• The data:
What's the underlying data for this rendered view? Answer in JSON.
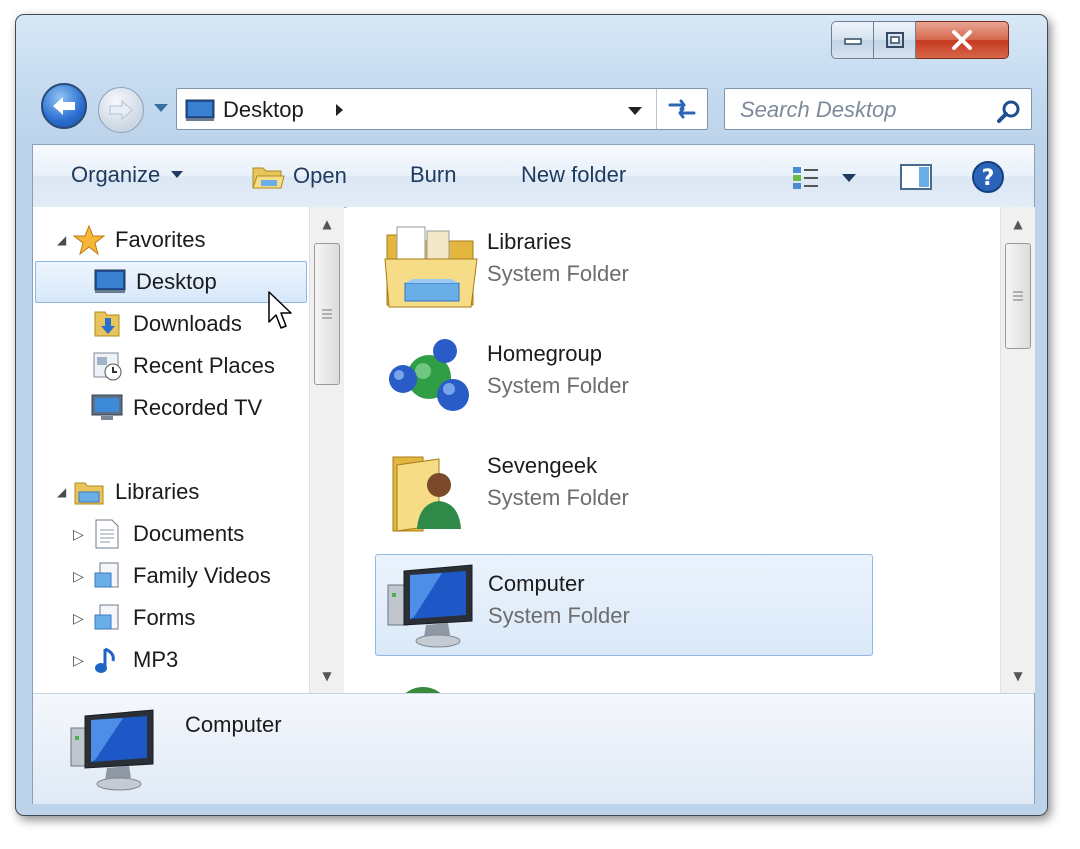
{
  "window": {
    "caption_buttons": [
      "minimize",
      "maximize",
      "close"
    ]
  },
  "address_bar": {
    "location": "Desktop"
  },
  "search": {
    "placeholder": "Search Desktop"
  },
  "toolbar": {
    "organize": "Organize",
    "open": "Open",
    "burn": "Burn",
    "new_folder": "New folder"
  },
  "navigation": {
    "favorites_header": "Favorites",
    "favorites": [
      {
        "label": "Desktop",
        "icon": "desktop-icon",
        "selected": true
      },
      {
        "label": "Downloads",
        "icon": "downloads-icon",
        "selected": false
      },
      {
        "label": "Recent Places",
        "icon": "recent-places-icon",
        "selected": false
      },
      {
        "label": "Recorded TV",
        "icon": "recorded-tv-icon",
        "selected": false
      }
    ],
    "libraries_header": "Libraries",
    "libraries": [
      {
        "label": "Documents",
        "icon": "documents-icon"
      },
      {
        "label": "Family Videos",
        "icon": "library-icon"
      },
      {
        "label": "Forms",
        "icon": "library-icon"
      },
      {
        "label": "MP3",
        "icon": "music-icon"
      }
    ]
  },
  "content": {
    "items": [
      {
        "name": "Libraries",
        "type": "System Folder",
        "icon": "libraries-icon",
        "selected": false
      },
      {
        "name": "Homegroup",
        "type": "System Folder",
        "icon": "homegroup-icon",
        "selected": false
      },
      {
        "name": "Sevengeek",
        "type": "System Folder",
        "icon": "user-folder-icon",
        "selected": false
      },
      {
        "name": "Computer",
        "type": "System Folder",
        "icon": "computer-icon",
        "selected": true
      }
    ]
  },
  "details": {
    "name": "Computer"
  },
  "colors": {
    "selection": "#d6e8fa",
    "window_frame": "#c5dbf0",
    "close_button": "#c4391e"
  }
}
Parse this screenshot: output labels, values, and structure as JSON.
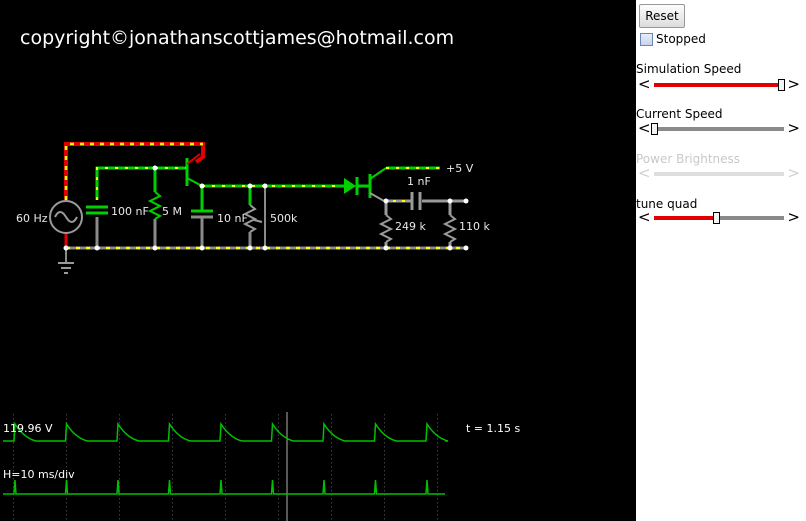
{
  "canvas": {
    "copyright": "copyright©jonathanscottjames@hotmail.com",
    "labels": {
      "source": "60 Hz",
      "cap1": "100 nF",
      "res1": "5 M",
      "cap2": "10 nF",
      "pot": "500k",
      "vcc": "+5 V",
      "cap3": "1 nF",
      "res2": "249 k",
      "res3": "110 k"
    },
    "scope": {
      "voltage": "119.96 V",
      "time": "t = 1.15 s",
      "hdiv": "H=10 ms/div"
    }
  },
  "panel": {
    "reset": "Reset",
    "stopped": "Stopped",
    "stopped_checked": false,
    "controls": [
      {
        "label": "Simulation Speed",
        "value": 0.98,
        "enabled": true
      },
      {
        "label": "Current Speed",
        "value": 0.0,
        "enabled": true
      },
      {
        "label": "Power Brightness",
        "value": 0.5,
        "enabled": false
      },
      {
        "label": "tune quad",
        "value": 0.48,
        "enabled": true
      }
    ]
  }
}
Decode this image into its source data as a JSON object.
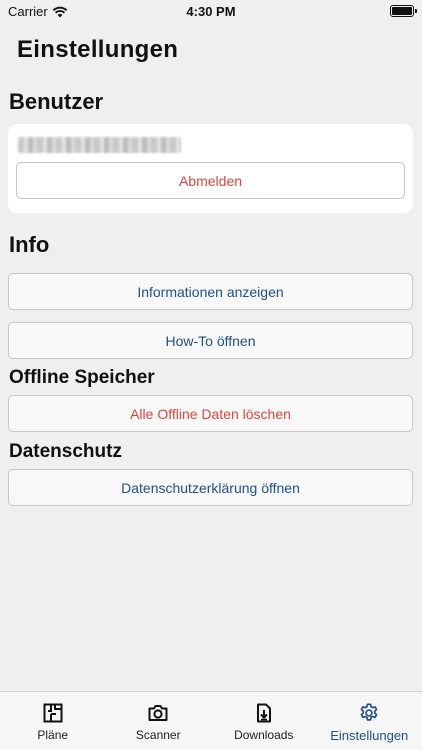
{
  "status_bar": {
    "carrier": "Carrier",
    "time": "4:30 PM",
    "battery_level": 1.0
  },
  "page_title": "Einstellungen",
  "sections": {
    "user": {
      "title": "Benutzer",
      "logout_label": "Abmelden"
    },
    "info": {
      "title": "Info",
      "show_info_label": "Informationen anzeigen",
      "howto_label": "How-To öffnen"
    },
    "offline": {
      "title": "Offline Speicher",
      "delete_label": "Alle Offline Daten löschen"
    },
    "privacy": {
      "title": "Datenschutz",
      "privacy_label": "Datenschutzerklärung öffnen"
    }
  },
  "tabbar": {
    "items": [
      {
        "label": "Pläne",
        "icon": "floorplan-icon",
        "active": false
      },
      {
        "label": "Scanner",
        "icon": "camera-icon",
        "active": false
      },
      {
        "label": "Downloads",
        "icon": "download-icon",
        "active": false
      },
      {
        "label": "Einstellungen",
        "icon": "gear-icon",
        "active": true
      }
    ]
  },
  "colors": {
    "accent": "#1e4f8c",
    "danger": "#e0443e",
    "background": "#efefef"
  }
}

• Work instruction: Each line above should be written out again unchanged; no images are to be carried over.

• Your solution:
What's the underlying data for this rendered view? Answer in JSON.
{
  "window": {
    "caption_buttons": [
      "minimize",
      "maximize",
      "close"
    ]
  },
  "address_bar": {
    "location": "Desktop"
  },
  "search": {
    "placeholder": "Search Desktop"
  },
  "toolbar": {
    "organize": "Organize",
    "open": "Open",
    "burn": "Burn",
    "new_folder": "New folder"
  },
  "navigation": {
    "favorites_header": "Favorites",
    "favorites": [
      {
        "label": "Desktop",
        "icon": "desktop-icon",
        "selected": true
      },
      {
        "label": "Downloads",
        "icon": "downloads-icon",
        "selected": false
      },
      {
        "label": "Recent Places",
        "icon": "recent-places-icon",
        "selected": false
      },
      {
        "label": "Recorded TV",
        "icon": "recorded-tv-icon",
        "selected": false
      }
    ],
    "libraries_header": "Libraries",
    "libraries": [
      {
        "label": "Documents",
        "icon": "documents-icon"
      },
      {
        "label": "Family Videos",
        "icon": "library-icon"
      },
      {
        "label": "Forms",
        "icon": "library-icon"
      },
      {
        "label": "MP3",
        "icon": "music-icon"
      }
    ]
  },
  "content": {
    "items": [
      {
        "name": "Libraries",
        "type": "System Folder",
        "icon": "libraries-icon",
        "selected": false
      },
      {
        "name": "Homegroup",
        "type": "System Folder",
        "icon": "homegroup-icon",
        "selected": false
      },
      {
        "name": "Sevengeek",
        "type": "System Folder",
        "icon": "user-folder-icon",
        "selected": false
      },
      {
        "name": "Computer",
        "type": "System Folder",
        "icon": "computer-icon",
        "selected": true
      }
    ]
  },
  "details": {
    "name": "Computer"
  },
  "colors": {
    "selection": "#d6e8fa",
    "window_frame": "#c5dbf0",
    "close_button": "#c4391e"
  }
}
Parse this screenshot: output labels, values, and structure as JSON.
{
  "canvas": {
    "copyright": "copyright©jonathanscottjames@hotmail.com",
    "labels": {
      "source": "60 Hz",
      "cap1": "100 nF",
      "res1": "5 M",
      "cap2": "10 nF",
      "pot": "500k",
      "vcc": "+5 V",
      "cap3": "1 nF",
      "res2": "249 k",
      "res3": "110 k"
    },
    "scope": {
      "voltage": "119.96 V",
      "time": "t = 1.15 s",
      "hdiv": "H=10 ms/div"
    }
  },
  "panel": {
    "reset": "Reset",
    "stopped": "Stopped",
    "stopped_checked": false,
    "controls": [
      {
        "label": "Simulation Speed",
        "value": 0.98,
        "enabled": true
      },
      {
        "label": "Current Speed",
        "value": 0.0,
        "enabled": true
      },
      {
        "label": "Power Brightness",
        "value": 0.5,
        "enabled": false
      },
      {
        "label": "tune quad",
        "value": 0.48,
        "enabled": true
      }
    ]
  }
}
Decode this image into its source data as a JSON object.
{
  "status_bar": {
    "carrier": "Carrier",
    "time": "4:30 PM",
    "battery_level": 1.0
  },
  "page_title": "Einstellungen",
  "sections": {
    "user": {
      "title": "Benutzer",
      "logout_label": "Abmelden"
    },
    "info": {
      "title": "Info",
      "show_info_label": "Informationen anzeigen",
      "howto_label": "How-To öffnen"
    },
    "offline": {
      "title": "Offline Speicher",
      "delete_label": "Alle Offline Daten löschen"
    },
    "privacy": {
      "title": "Datenschutz",
      "privacy_label": "Datenschutzerklärung öffnen"
    }
  },
  "tabbar": {
    "items": [
      {
        "label": "Pläne",
        "icon": "floorplan-icon",
        "active": false
      },
      {
        "label": "Scanner",
        "icon": "camera-icon",
        "active": false
      },
      {
        "label": "Downloads",
        "icon": "download-icon",
        "active": false
      },
      {
        "label": "Einstellungen",
        "icon": "gear-icon",
        "active": true
      }
    ]
  },
  "colors": {
    "accent": "#1e4f8c",
    "danger": "#e0443e",
    "background": "#efefef"
  }
}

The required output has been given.